Aerial screw

Aerial screw

Aerial screw

Inv. 9392
Interpretation by Alberto Mario Soldatini e Vittorio Somenzi, 1998

"I find that if this instrument in the form of a screw is well made – that is, made of linen cloth, with its pores being plugged using starch – and if it is turned rapidly, this screw will penetrate the air, and it will mount aloft. Take the example of a wide, thin ruler that you turn through the air with fury: you will see your arm being guided along the line of the edge of that board. Let the framing for the above-mentioned cloth be of long, thick canes. A small model of it can be made of paper, so that its post is a thin strip of iron, which is twisted by force, and when it returns to liberty, it will cause the screw to turn again."

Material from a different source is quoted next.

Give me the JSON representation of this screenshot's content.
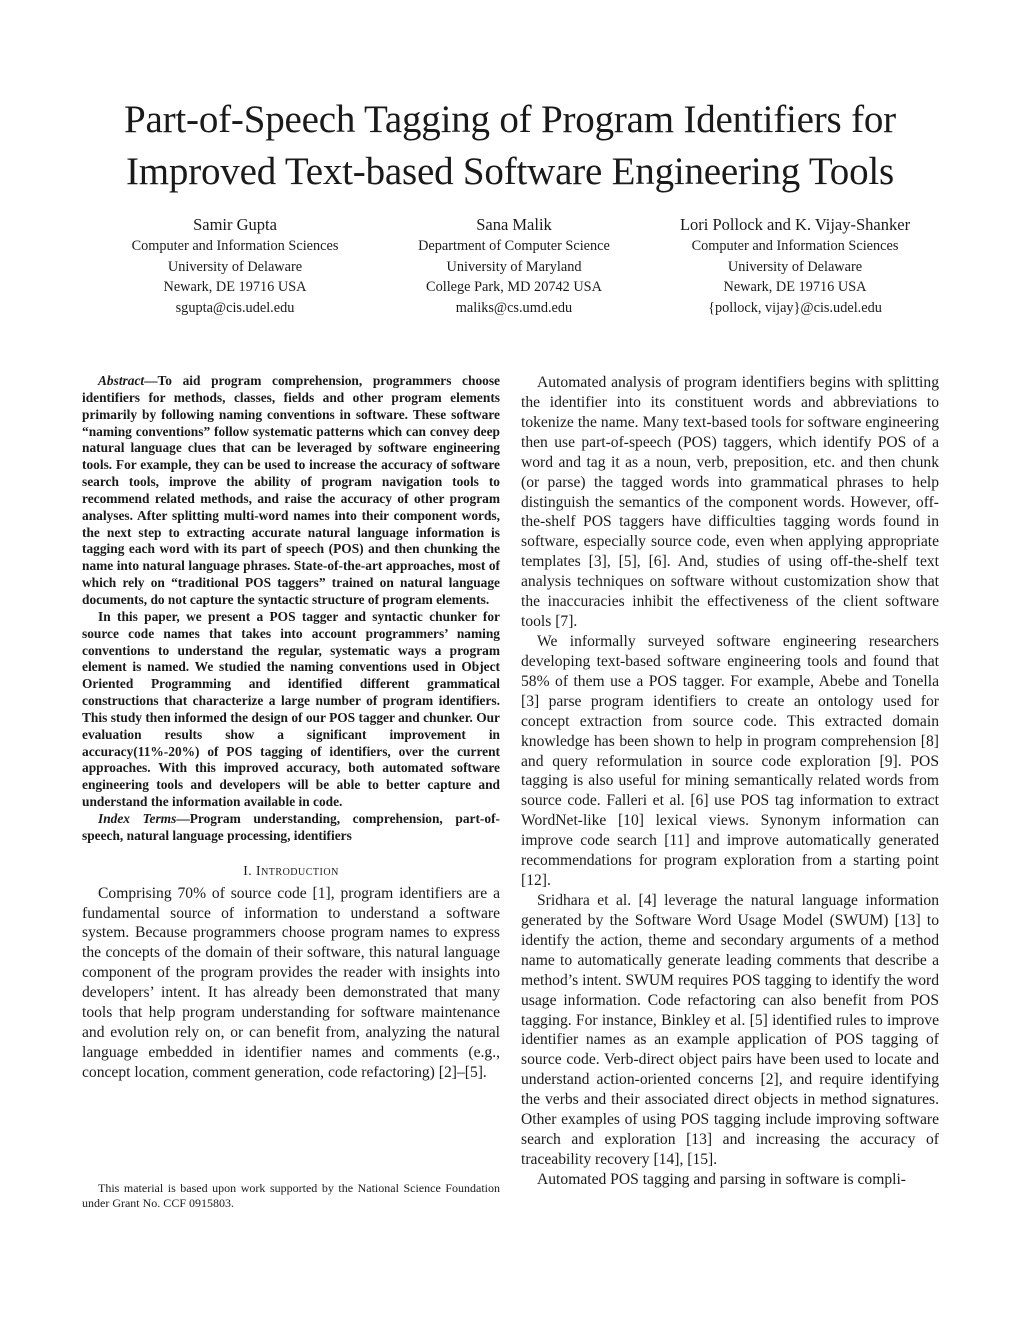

The model is constructed on a fixed circular base inscribed in a mobile corona, which in turn is connected to a vertical transmission shaft. A helicoid structure tapering upward is mounted on the shaft, connected by braces to the rotating corona of the base. Leonardo conceived a structure inspired by the helicoid forms found in nature, as in the case of maple seeds, which can fly to great distances rotating about themselves. Here for the first time the spiral-form structure, previously used since antiquity in the field of hydraulics, is applied to flight and air. In the notes accompanying the drawing, he specifies the measures for the base (8 Florentine braccia, about 5 m) and the materials: wood, cord, and starched linen canvas. The machine could not have functioned, considering its theoretical weight and the insufficient energy that would have been produced by the four men moving it, at least according to the interpretation provided by the model’s project designers, Soldatini and Somenzi, who perhaps went a bit beyond the elements effectively drawn by Leonardo. In a study of a small-scale prototype, Leonardo probably was thinking of a mechanism actuated by a spring or a cord. He even suggested limiting the experiment to making a small paper model, conscious that an actual-size realization would never have been able to function, primarily because of the obvious lack of suitable motor.

The model is based on the drawing:

  • Manuscript B f. 83 v. (1486-1487)
    Paris, Institut de France